While condo/coop price appreciation has been holding up, the large inventory is leaning on those who want to sell (especially investors) to lower prices. The April condo/coop average price hit $312,409 – slightly under a 10% leap over a year ago. And, the April median price was up 3.6% to $285,000. But, the March average price was higher at over $313,500, and the median for March was the same as the April figure. So, the higher end condos still seem to be selling, but there is a flattening in prices for the medium-priced units.
Recent Economic Trends
The Federal Reserve raised rates in May, pushing the Fed Funds target rate to 5%. Their language left open the possibility of additional increases. A recent consumer price index report suggested “core” prices (excluding food and energy costs) could be moving up. Because Bernanke still needs to show strength against inflation, it is likely he’ll move to 5.25% in June.
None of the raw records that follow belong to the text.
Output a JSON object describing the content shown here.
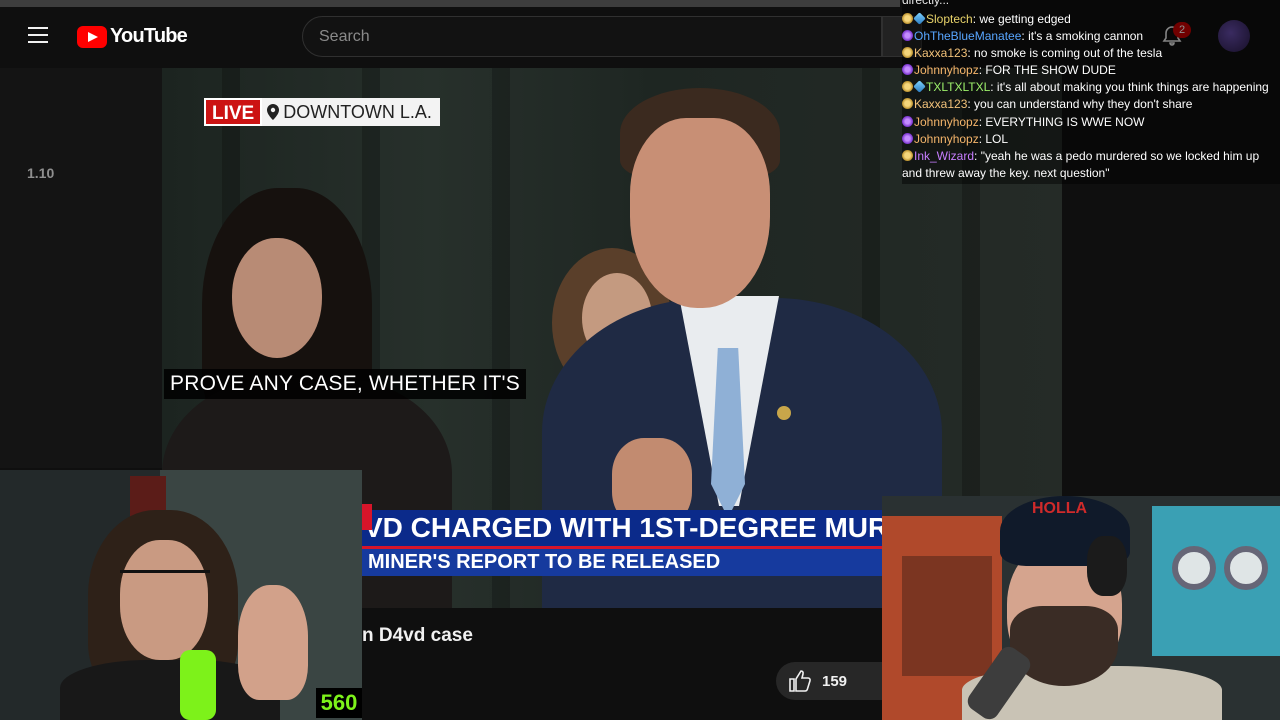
{
  "header": {
    "logo_text": "YouTube",
    "search_placeholder": "Search",
    "notification_count": "2"
  },
  "sidebar": {
    "number": "1.10"
  },
  "video": {
    "live_label": "LIVE",
    "location_label": "DOWNTOWN L.A.",
    "caption": "PROVE ANY CASE, WHETHER IT'S",
    "headline": "VD CHARGED WITH  1ST-DEGREE MURD",
    "subheadline": "MINER'S REPORT TO BE RELEASED",
    "title": "n D4vd case",
    "likes": "159"
  },
  "streamer": {
    "counter": "560",
    "cap_text": "HOLLA"
  },
  "chat": {
    "top_fragment": "directly...",
    "messages": [
      {
        "user": "Sloptech",
        "color": "#e8d36a",
        "badges": [
          "star",
          "gem"
        ],
        "text": "we getting edged"
      },
      {
        "user": "OhTheBlueManatee",
        "color": "#58a6ff",
        "badges": [
          "purple"
        ],
        "text": "it's a smoking cannon"
      },
      {
        "user": "Kaxxa123",
        "color": "#f2c27a",
        "badges": [
          "star"
        ],
        "text": "no smoke is coming out of the tesla"
      },
      {
        "user": "Johnnyhopz",
        "color": "#f5b56b",
        "badges": [
          "purple"
        ],
        "text": "FOR THE SHOW DUDE"
      },
      {
        "user": "TXLTXLTXL",
        "color": "#9df16b",
        "badges": [
          "star",
          "gem"
        ],
        "text": "it's all about making you think things are happening"
      },
      {
        "user": "Kaxxa123",
        "color": "#f2c27a",
        "badges": [
          "star"
        ],
        "text": "you can understand why they don't share"
      },
      {
        "user": "Johnnyhopz",
        "color": "#f5b56b",
        "badges": [
          "purple"
        ],
        "text": "EVERYTHING IS WWE NOW"
      },
      {
        "user": "Johnnyhopz",
        "color": "#f5b56b",
        "badges": [
          "purple"
        ],
        "text": "LOL"
      },
      {
        "user": "Ink_Wizard",
        "color": "#c77dff",
        "badges": [
          "star"
        ],
        "text": "\"yeah he was a pedo murdered so we locked him up and threw away the key. next question\""
      }
    ]
  }
}
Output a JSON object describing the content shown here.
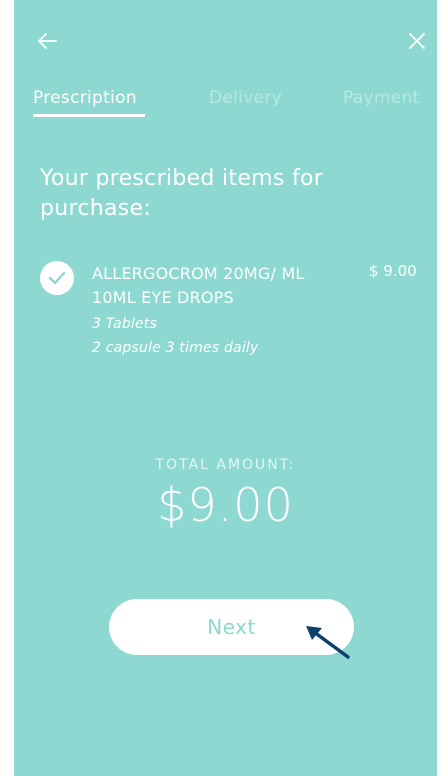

If inflation seems tame after that, he’ll stand pat.
Clearly, adjustable loan rates will move up with the Fed increases and longer-term rates have been cheap relative to the value of the long-term lock-in. But, the Fed has to be concerned with the relatively flat yield-curve, especially in a world of government overspending and heavy consumer debt. While the curve has steepened a bit in recent weeks, the 10-year Treasury rate at about 5.1% is too low. Bernanke would like to see a higher long-term rate, as the Fed has mostly pushed up rates on short-term Treasuries and debt tied to those rates. Eventually, with continuing energy price and commodity price inflation, the 30-year bond rate should rise closer to the 5.5% to 6% range. However, it will still take a few months. Mortgage rates should still be decent for most borrowers over the next couple of months.
Consumer Prices and Energy Costs
The main Consumer Price Index in April rose from its March level and April consumer prices were about 3.5% higher than those of April 2005. Energy was running about 18% higher and food was 1.8% higher than last April. The most important “core” inflation rate, when food and energy are subtracted out, rose 2.3% which is higher than in recent months. The stock market Dow Industrials index dropped about 175 points when this report was released, anticipating further Fed rate rises. So far, analysts are still sticking with their slide-rules and believe that the overall inflation rate will stay in the 3% to 3.5% range in 2006, with “core” inflation in the low 2% range.
The Bottom Line
The 2006 market will be solid overall, even as the pace of sales is slowing. The big challenge will be to get the market to trade. Overly optimistic sellers may still be praying for bidding wars, but those prayers will be in vain. And, it will be harder to convince them that prices are not where they were a year ago. The huge inventory of both single-family and condo/ coop properties will be a problem for prices. While prices will still be good, early spring numbers suggest a smaller unit volume and likely smaller total dollar volume. As in New Orleans, the good times will continue to roll, but it won’t be like last year.